This book explores how the children of Iranian immigrants in the US utilize the internet and develop digital identities. Taking Los Angeles—the long-time media and cultural center of Iranian diaspora—as its ethnographic field site, it investigates how various web platforms are embedded within the everyday social, cultural, and political lives of second generation Iranian Americans. Donya Alinejad unpacks contemporary diasporic belonging through her discussion of the digital mediation of race, memory, and long-distance engagement in the historic Iranian Green Movement. The book argues that web media practices have become integral to Iranian American identity formation for this generation, and introduces the notion of second-generation “digital styles” to explain how specific web applications afford new stylings of diaspora culture.

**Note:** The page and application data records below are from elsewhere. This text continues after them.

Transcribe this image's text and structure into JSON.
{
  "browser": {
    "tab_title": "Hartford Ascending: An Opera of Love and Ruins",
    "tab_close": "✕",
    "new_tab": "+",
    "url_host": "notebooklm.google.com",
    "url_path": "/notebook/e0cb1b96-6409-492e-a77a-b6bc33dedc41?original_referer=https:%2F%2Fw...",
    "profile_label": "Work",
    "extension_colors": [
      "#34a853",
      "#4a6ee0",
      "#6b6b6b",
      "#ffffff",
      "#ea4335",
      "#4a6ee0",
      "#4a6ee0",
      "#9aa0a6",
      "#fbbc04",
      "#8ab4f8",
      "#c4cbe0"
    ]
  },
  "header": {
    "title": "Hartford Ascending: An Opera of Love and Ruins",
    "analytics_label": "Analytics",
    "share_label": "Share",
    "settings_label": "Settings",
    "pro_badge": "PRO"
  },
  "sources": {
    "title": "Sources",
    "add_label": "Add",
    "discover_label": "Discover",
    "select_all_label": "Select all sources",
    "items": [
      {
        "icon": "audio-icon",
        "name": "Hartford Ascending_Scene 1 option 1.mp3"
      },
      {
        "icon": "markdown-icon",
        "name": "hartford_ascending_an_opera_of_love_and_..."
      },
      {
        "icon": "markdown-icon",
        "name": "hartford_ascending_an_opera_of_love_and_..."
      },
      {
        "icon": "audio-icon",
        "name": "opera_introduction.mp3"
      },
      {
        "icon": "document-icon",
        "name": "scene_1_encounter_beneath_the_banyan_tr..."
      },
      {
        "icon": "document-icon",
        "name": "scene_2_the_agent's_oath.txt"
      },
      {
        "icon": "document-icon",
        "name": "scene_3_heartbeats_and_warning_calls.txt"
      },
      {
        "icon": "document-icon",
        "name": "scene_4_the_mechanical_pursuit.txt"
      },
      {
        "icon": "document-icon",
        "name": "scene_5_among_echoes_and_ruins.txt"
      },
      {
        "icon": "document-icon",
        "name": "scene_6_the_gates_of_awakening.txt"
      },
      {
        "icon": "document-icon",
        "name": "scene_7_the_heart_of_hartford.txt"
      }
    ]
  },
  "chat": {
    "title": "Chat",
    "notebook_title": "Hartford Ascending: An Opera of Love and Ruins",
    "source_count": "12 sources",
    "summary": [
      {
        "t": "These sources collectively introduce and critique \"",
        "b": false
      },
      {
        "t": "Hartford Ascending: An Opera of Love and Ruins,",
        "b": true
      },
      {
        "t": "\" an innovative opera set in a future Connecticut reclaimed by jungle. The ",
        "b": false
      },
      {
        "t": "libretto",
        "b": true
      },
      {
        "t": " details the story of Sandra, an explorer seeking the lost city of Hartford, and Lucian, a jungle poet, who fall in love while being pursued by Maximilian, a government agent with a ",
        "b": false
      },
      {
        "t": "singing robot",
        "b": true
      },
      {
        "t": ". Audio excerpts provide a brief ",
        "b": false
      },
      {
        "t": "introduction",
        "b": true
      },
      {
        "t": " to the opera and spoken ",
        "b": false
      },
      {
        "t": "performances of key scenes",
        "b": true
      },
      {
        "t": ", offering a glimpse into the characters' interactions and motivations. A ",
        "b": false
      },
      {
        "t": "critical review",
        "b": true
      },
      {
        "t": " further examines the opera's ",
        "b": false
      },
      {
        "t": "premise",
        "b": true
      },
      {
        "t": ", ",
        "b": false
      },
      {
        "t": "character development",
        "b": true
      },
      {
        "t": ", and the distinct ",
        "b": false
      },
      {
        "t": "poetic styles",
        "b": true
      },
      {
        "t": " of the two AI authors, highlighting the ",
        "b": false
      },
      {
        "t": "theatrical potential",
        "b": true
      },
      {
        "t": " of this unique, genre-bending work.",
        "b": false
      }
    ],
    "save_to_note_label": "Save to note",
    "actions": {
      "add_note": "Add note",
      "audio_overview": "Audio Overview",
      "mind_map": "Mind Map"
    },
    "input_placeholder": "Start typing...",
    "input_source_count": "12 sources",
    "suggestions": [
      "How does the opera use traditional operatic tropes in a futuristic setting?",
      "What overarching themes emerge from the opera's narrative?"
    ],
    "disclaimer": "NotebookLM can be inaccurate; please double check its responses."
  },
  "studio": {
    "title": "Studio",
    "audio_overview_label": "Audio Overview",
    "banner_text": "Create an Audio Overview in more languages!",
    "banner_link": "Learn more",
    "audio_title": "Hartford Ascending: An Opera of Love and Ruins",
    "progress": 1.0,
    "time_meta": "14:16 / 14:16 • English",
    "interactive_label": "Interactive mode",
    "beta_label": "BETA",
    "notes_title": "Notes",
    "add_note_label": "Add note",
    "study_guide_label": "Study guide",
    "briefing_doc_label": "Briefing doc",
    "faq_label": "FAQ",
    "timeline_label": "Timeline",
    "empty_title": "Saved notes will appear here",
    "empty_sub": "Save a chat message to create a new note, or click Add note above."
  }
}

A compelling collection of essays providing a comprehensive vision of immigration to the United States in the late twentieth and twenty-first centuries—the indispensable companion to Immigrant Voices. Filled with moving narratives by authors from around the world, Immigrant Voices: Volume II delivers a global and intimate look at the challenges modern immigrants confront. Their stories, told with pride, humor, trepidation, candor, and a touch of homesickness, offer rarely glimpsed perspectives on the difficult but ultimately rewarding quest to become an American. From the humorous experiences of Firoozeh Dumas, author of Funny in Farsi, to the poignant struggles of Oksana Marafioti, author of American Gypsy, this collection travels from Burundi to Afghanistan, Egypt to Havana, and Cambodia to Puerto Rico, to present incredible contemporary portraits of immigrants and illustrate that America is, and always will remain, a fresh and ever-changing melting pot. Featuring Firsthand Accounts by André Aciman, Tamim Ansary, H.B. Cavalcanti, Firoozeh Dumas, Gustavo Pérez Firmat, Reyna Grande, Le Ly Hayslip, Aleksandar Hemon, Rose Ihedigbo, Oksana Marafioti, Anchee Min, Shoba Narayan, Elizabeth Nunez, Guillermo Reyes, Marcus Samuelsson, Katarina Tepesh, Gilbert Tuhabonye, Loung Ung, Kao Kalia Yang

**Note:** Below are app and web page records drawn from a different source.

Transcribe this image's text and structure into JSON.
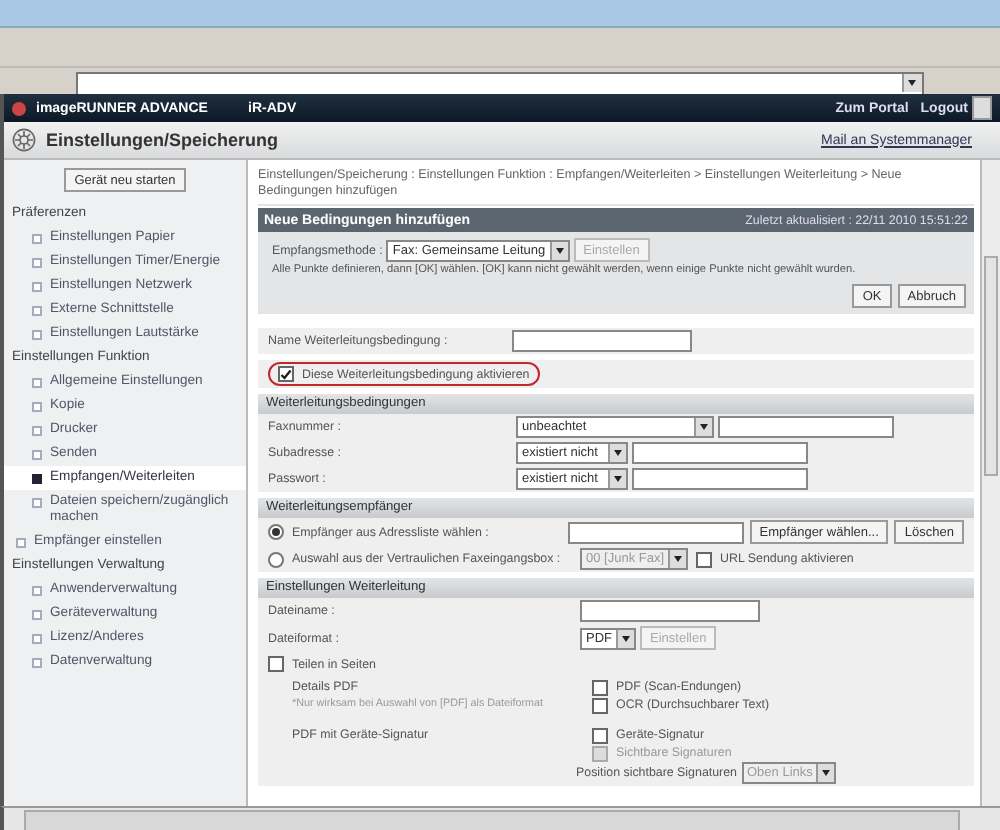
{
  "header": {
    "product": "imageRUNNER ADVANCE",
    "model": "iR-ADV",
    "links": [
      "Zum Portal",
      "Logout"
    ]
  },
  "title_bar": {
    "title": "Einstellungen/Speicherung",
    "link": "Mail an Systemmanager"
  },
  "sidebar": {
    "restart_button": "Gerät neu starten",
    "sections": [
      {
        "kind": "heading",
        "label": "Präferenzen",
        "children": [
          {
            "label": "Einstellungen Papier",
            "selected": false
          },
          {
            "label": "Einstellungen Timer/Energie",
            "selected": false
          },
          {
            "label": "Einstellungen Netzwerk",
            "selected": false
          },
          {
            "label": "Externe Schnittstelle",
            "selected": false
          },
          {
            "label": "Einstellungen Lautstärke",
            "selected": false
          }
        ]
      },
      {
        "kind": "heading",
        "label": "Einstellungen Funktion",
        "children": [
          {
            "label": "Allgemeine Einstellungen",
            "selected": false
          },
          {
            "label": "Kopie",
            "selected": false
          },
          {
            "label": "Drucker",
            "selected": false
          },
          {
            "label": "Senden",
            "selected": false
          },
          {
            "label": "Empfangen/Weiterleiten",
            "selected": true
          },
          {
            "label": "Dateien speichern/zugänglich machen",
            "selected": false
          }
        ]
      },
      {
        "kind": "item",
        "label": "Empfänger einstellen",
        "selected": false
      },
      {
        "kind": "heading",
        "label": "Einstellungen Verwaltung",
        "children": [
          {
            "label": "Anwenderverwaltung",
            "selected": false
          },
          {
            "label": "Geräteverwaltung",
            "selected": false
          },
          {
            "label": "Lizenz/Anderes",
            "selected": false
          },
          {
            "label": "Datenverwaltung",
            "selected": false
          }
        ]
      }
    ]
  },
  "main": {
    "breadcrumb": "Einstellungen/Speicherung : Einstellungen Funktion : Empfangen/Weiterleiten > Einstellungen Weiterleitung > Neue Bedingungen hinzufügen",
    "panel": {
      "title": "Neue Bedingungen hinzufügen",
      "updated": "Zuletzt aktualisiert : 22/11 2010 15:51:22",
      "method_label": "Empfangsmethode :",
      "method_value": "Fax: Gemeinsame Leitung",
      "method_button": {
        "label": "Einstellen",
        "disabled": true
      },
      "note": "Alle Punkte definieren, dann [OK] wählen. [OK] kann nicht gewählt werden, wenn einige Punkte nicht gewählt wurden.",
      "buttons": [
        "OK",
        "Abbruch"
      ]
    },
    "name_field": {
      "label": "Name Weiterleitungsbedingung :"
    },
    "enable_checkbox": {
      "label": "Diese Weiterleitungsbedingung aktivieren",
      "checked": true,
      "highlighted": true
    },
    "conditions": {
      "title": "Weiterleitungsbedingungen",
      "rows": [
        {
          "label": "Faxnummer :",
          "select": "unbeachtet"
        },
        {
          "label": "Subadresse :",
          "select": "existiert nicht"
        },
        {
          "label": "Passwort :",
          "select": "existiert nicht"
        }
      ]
    },
    "recipients": {
      "title": "Weiterleitungsempfänger",
      "options": [
        {
          "kind": "address",
          "label": "Empfänger aus Adressliste wählen :",
          "selected": true,
          "buttons": [
            "Empfänger wählen...",
            "Löschen"
          ]
        },
        {
          "kind": "box",
          "label": "Auswahl aus der Vertraulichen Faxeingangsbox :",
          "selected": false,
          "select": "00 [Junk Fax]",
          "select_disabled": true,
          "checkbox": {
            "label": "URL Sendung aktivieren",
            "checked": false
          }
        }
      ]
    },
    "forwarding": {
      "title": "Einstellungen Weiterleitung",
      "filename_label": "Dateiname :",
      "format_label": "Dateiformat :",
      "format_value": "PDF",
      "format_button": {
        "label": "Einstellen",
        "disabled": true
      },
      "split": {
        "label": "Teilen in Seiten",
        "checked": false
      },
      "groups": [
        {
          "label": "Details PDF",
          "note": "*Nur wirksam bei Auswahl von [PDF] als Dateiformat",
          "options": [
            {
              "label": "PDF (Scan-Endungen)",
              "checked": false,
              "disabled": false
            },
            {
              "label": "OCR (Durchsuchbarer Text)",
              "checked": false,
              "disabled": false
            }
          ]
        },
        {
          "label": "PDF mit Geräte-Signatur",
          "options": [
            {
              "label": "Geräte-Signatur",
              "checked": false,
              "disabled": false
            },
            {
              "label": "Sichtbare Signaturen",
              "checked": false,
              "disabled": true
            }
          ],
          "position": {
            "label": "Position sichtbare Signaturen",
            "value": "Oben Links",
            "disabled": true
          }
        }
      ]
    }
  }
}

With a focus on eight catagories including memoir, sports, and true crime, a readers' advisory guide includes coverage of the major authors and works, popularity, and style.